When I prayed that prayer, I was the one who served the king his wine.
Chislev is the ninth month on the Jewish calendar, running from about mid-November to mid-December.
Persian king, Artaxerxes reigned 465-424 BC. He became king after a royal bodyguard assassinated Queen Esther’s notorious husband, Xerxes, killer of 300 Spartans in the Battle of Thermopylae. Dates for his 20th year as king was about 446 BC or 445 BC. Persian records provide dates that scholars use to cross-check against the modern calendar. Many scholars date the event to December of 446 BC. That’s about a decade after the priest Ezra arrived in Jerusalem.
Deuteronomy 4:25-27; 28:64.
Deuteronomy 4:29-31; 30:1-6.
More literally, Nehemiah was the king’s “cupbearer.” He tasted the wine to make sure it wasn’t poisoned. Then he served the wine to the king. Cupbearers sometimes became trusted advisors who spent time with the king almost every day. Kings trusted wine stewards with their lives. In the book of Tobit, which is in the Roman Catholic Bible, in a collection of Jewish writings called the Apocrypha, one king trusted the cupbearer with his royal seal. That was Assyrian King Esar-haddon, son of Sennacherib. He appointed his cupbearer, Ahikar, “chief cupbearer, keeper of the royal seal, and chief of administration” (Tobit 1:22). He was the top official, and he signed the royal documents with the king’s seal as a signature.
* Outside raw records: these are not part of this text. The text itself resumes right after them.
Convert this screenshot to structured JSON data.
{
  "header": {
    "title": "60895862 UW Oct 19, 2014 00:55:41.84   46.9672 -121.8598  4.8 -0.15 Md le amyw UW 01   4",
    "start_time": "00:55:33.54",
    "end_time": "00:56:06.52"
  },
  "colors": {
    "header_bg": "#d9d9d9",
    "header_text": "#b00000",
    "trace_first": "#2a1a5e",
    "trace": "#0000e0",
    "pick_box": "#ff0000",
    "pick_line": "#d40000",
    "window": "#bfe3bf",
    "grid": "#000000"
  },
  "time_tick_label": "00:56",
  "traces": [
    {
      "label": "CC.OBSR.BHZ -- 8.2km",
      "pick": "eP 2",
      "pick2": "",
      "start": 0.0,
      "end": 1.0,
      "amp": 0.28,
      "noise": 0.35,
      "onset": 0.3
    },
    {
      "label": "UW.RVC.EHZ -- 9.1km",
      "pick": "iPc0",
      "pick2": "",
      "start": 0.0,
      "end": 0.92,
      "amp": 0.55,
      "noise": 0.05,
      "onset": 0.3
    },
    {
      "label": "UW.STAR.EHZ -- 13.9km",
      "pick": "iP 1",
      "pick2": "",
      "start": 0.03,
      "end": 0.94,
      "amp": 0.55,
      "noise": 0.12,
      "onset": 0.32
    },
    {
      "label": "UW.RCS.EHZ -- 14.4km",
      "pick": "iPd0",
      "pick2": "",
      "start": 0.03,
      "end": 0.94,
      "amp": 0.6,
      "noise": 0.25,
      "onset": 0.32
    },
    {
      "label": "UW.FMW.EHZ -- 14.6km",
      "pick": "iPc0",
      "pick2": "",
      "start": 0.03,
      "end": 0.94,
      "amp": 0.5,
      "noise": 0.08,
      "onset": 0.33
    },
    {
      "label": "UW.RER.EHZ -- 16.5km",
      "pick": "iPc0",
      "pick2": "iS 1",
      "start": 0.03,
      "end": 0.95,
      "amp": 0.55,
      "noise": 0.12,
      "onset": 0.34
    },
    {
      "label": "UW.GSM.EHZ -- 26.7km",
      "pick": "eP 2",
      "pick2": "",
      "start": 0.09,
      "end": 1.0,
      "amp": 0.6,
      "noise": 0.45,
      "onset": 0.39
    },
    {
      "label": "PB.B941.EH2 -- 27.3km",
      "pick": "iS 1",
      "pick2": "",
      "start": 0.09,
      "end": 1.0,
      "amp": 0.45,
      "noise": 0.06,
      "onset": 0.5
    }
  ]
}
- Sorry, there are currently no questions for this chapter.